**WHAT THE EXERCISE ASKS**
From the entries, copy each line that includes "time".

**SOURCE MATERIAL**
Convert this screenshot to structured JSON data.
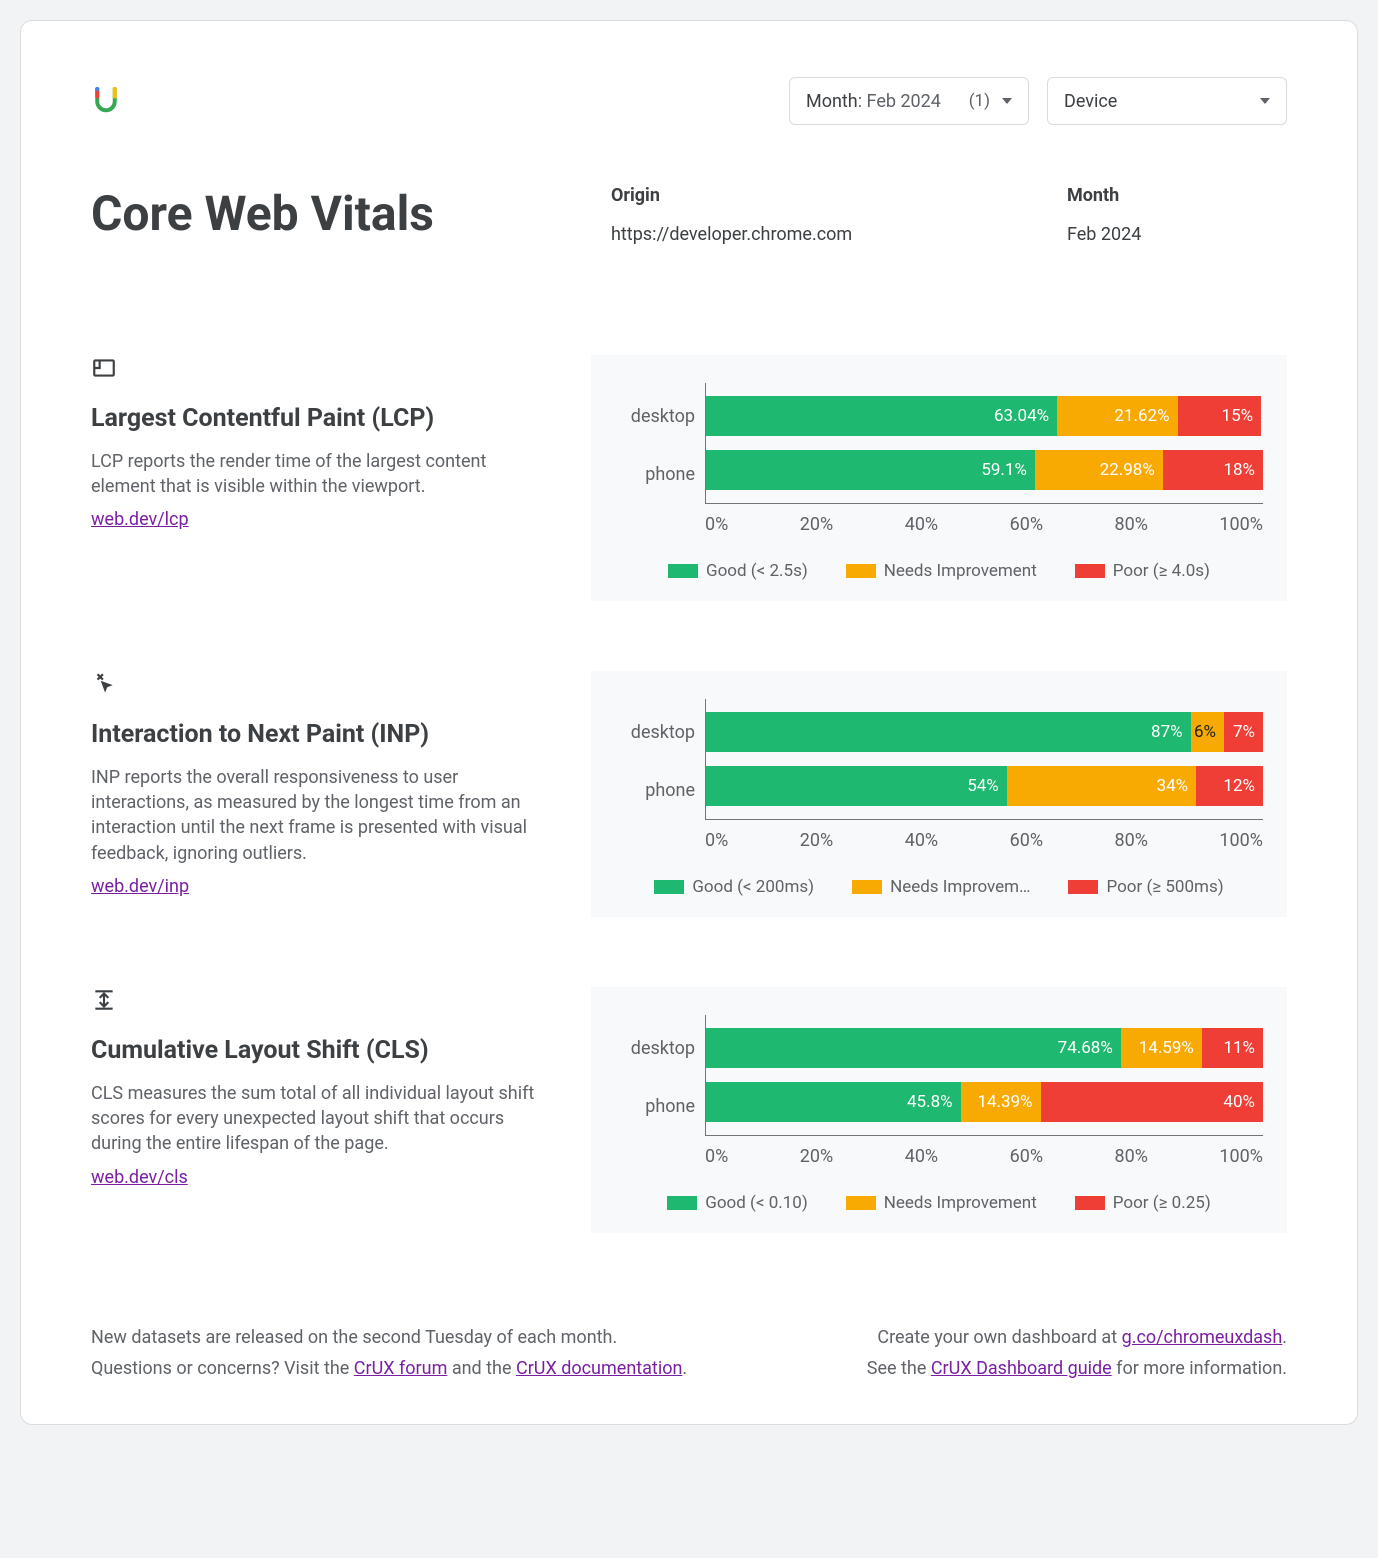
{
  "filters": {
    "month_label": "Month",
    "month_value": ": Feb 2024",
    "month_count": "(1)",
    "device_label": "Device"
  },
  "header": {
    "title": "Core Web Vitals",
    "origin_label": "Origin",
    "origin_value": "https://developer.chrome.com",
    "month_label": "Month",
    "month_value": "Feb 2024"
  },
  "axis_ticks": [
    "0%",
    "20%",
    "40%",
    "60%",
    "80%",
    "100%"
  ],
  "colors": {
    "good": "#1fb871",
    "ni": "#f8a902",
    "poor": "#ee3e36"
  },
  "metrics": [
    {
      "id": "lcp",
      "title": "Largest Contentful Paint (LCP)",
      "desc": "LCP reports the render time of the largest content element that is visible within the viewport.",
      "link": "web.dev/lcp",
      "legend": {
        "good": "Good (< 2.5s)",
        "ni": "Needs Improvement",
        "poor": "Poor (≥ 4.0s)"
      },
      "rows": [
        {
          "label": "desktop",
          "good": 63.04,
          "good_txt": "63.04%",
          "ni": 21.62,
          "ni_txt": "21.62%",
          "poor": 15,
          "poor_txt": "15%"
        },
        {
          "label": "phone",
          "good": 59.1,
          "good_txt": "59.1%",
          "ni": 22.98,
          "ni_txt": "22.98%",
          "poor": 18,
          "poor_txt": "18%"
        }
      ]
    },
    {
      "id": "inp",
      "title": "Interaction to Next Paint (INP)",
      "desc": "INP reports the overall responsiveness to user interactions, as measured by the longest time from an interaction until the next frame is presented with visual feedback, ignoring outliers.",
      "link": "web.dev/inp",
      "legend": {
        "good": "Good (< 200ms)",
        "ni": "Needs Improvem…",
        "poor": "Poor (≥ 500ms)"
      },
      "rows": [
        {
          "label": "desktop",
          "good": 87,
          "good_txt": "87%",
          "ni": 6,
          "ni_txt": "6%",
          "poor": 7,
          "poor_txt": "7%"
        },
        {
          "label": "phone",
          "good": 54,
          "good_txt": "54%",
          "ni": 34,
          "ni_txt": "34%",
          "poor": 12,
          "poor_txt": "12%"
        }
      ]
    },
    {
      "id": "cls",
      "title": "Cumulative Layout Shift (CLS)",
      "desc": "CLS measures the sum total of all individual layout shift scores for every unexpected layout shift that occurs during the entire lifespan of the page.",
      "link": "web.dev/cls",
      "legend": {
        "good": "Good (< 0.10)",
        "ni": "Needs Improvement",
        "poor": "Poor (≥ 0.25)"
      },
      "rows": [
        {
          "label": "desktop",
          "good": 74.68,
          "good_txt": "74.68%",
          "ni": 14.59,
          "ni_txt": "14.59%",
          "poor": 11,
          "poor_txt": "11%"
        },
        {
          "label": "phone",
          "good": 45.8,
          "good_txt": "45.8%",
          "ni": 14.39,
          "ni_txt": "14.39%",
          "poor": 40,
          "poor_txt": "40%"
        }
      ]
    }
  ],
  "footer": {
    "left_line1": "New datasets are released on the second Tuesday of each month.",
    "left_line2a": "Questions or concerns? Visit the ",
    "left_link1": "CrUX forum",
    "left_line2b": " and the ",
    "left_link2": "CrUX documentation",
    "left_line2c": ".",
    "right_line1a": "Create your own dashboard at ",
    "right_link1": "g.co/chromeuxdash",
    "right_line1b": ".",
    "right_line2a": "See the ",
    "right_link2": "CrUX Dashboard guide",
    "right_line2b": " for more information."
  },
  "chart_data": [
    {
      "type": "bar",
      "title": "Largest Contentful Paint (LCP)",
      "orientation": "horizontal-stacked",
      "categories": [
        "desktop",
        "phone"
      ],
      "series": [
        {
          "name": "Good (< 2.5s)",
          "values": [
            63.04,
            59.1
          ]
        },
        {
          "name": "Needs Improvement",
          "values": [
            21.62,
            22.98
          ]
        },
        {
          "name": "Poor (≥ 4.0s)",
          "values": [
            15,
            18
          ]
        }
      ],
      "xlim": [
        0,
        100
      ],
      "xlabel": "%",
      "ylabel": ""
    },
    {
      "type": "bar",
      "title": "Interaction to Next Paint (INP)",
      "orientation": "horizontal-stacked",
      "categories": [
        "desktop",
        "phone"
      ],
      "series": [
        {
          "name": "Good (< 200ms)",
          "values": [
            87,
            54
          ]
        },
        {
          "name": "Needs Improvement",
          "values": [
            6,
            34
          ]
        },
        {
          "name": "Poor (≥ 500ms)",
          "values": [
            7,
            12
          ]
        }
      ],
      "xlim": [
        0,
        100
      ],
      "xlabel": "%",
      "ylabel": ""
    },
    {
      "type": "bar",
      "title": "Cumulative Layout Shift (CLS)",
      "orientation": "horizontal-stacked",
      "categories": [
        "desktop",
        "phone"
      ],
      "series": [
        {
          "name": "Good (< 0.10)",
          "values": [
            74.68,
            45.8
          ]
        },
        {
          "name": "Needs Improvement",
          "values": [
            14.59,
            14.39
          ]
        },
        {
          "name": "Poor (≥ 0.25)",
          "values": [
            11,
            40
          ]
        }
      ],
      "xlim": [
        0,
        100
      ],
      "xlabel": "%",
      "ylabel": ""
    }
  ]
}
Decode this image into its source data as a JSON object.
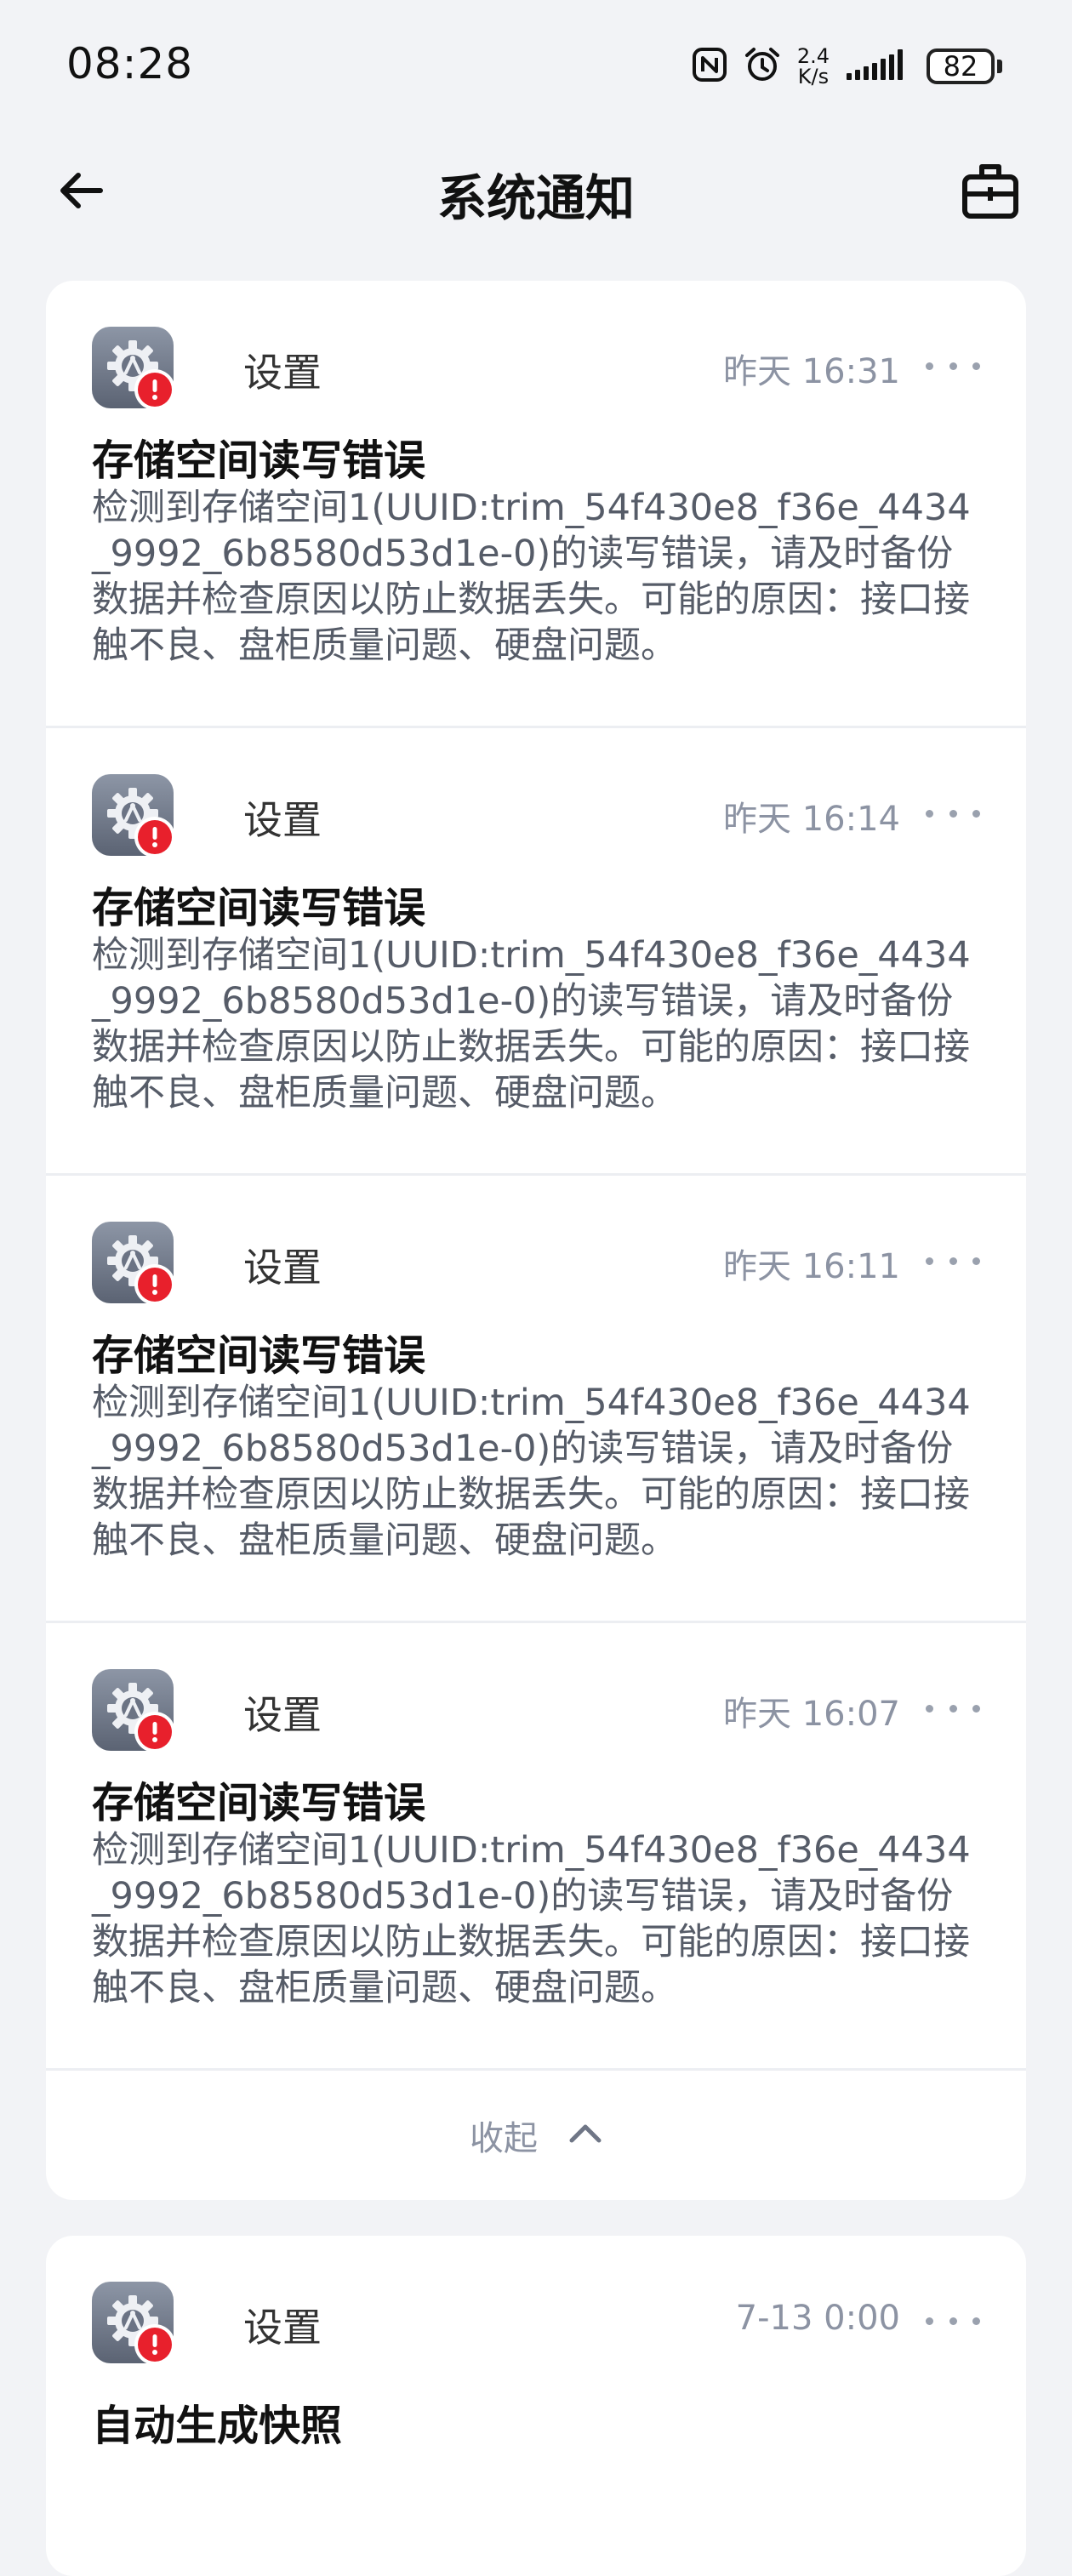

**SOLVED PROBLEM**
      "desc": "LCP reports the render time of the largest content element that is visible within the viewport.",
      "desc": "INP reports the overall responsiveness to user interactions, as measured by the longest time from an interaction until the next frame is presented with visual feedback, ignoring outliers.",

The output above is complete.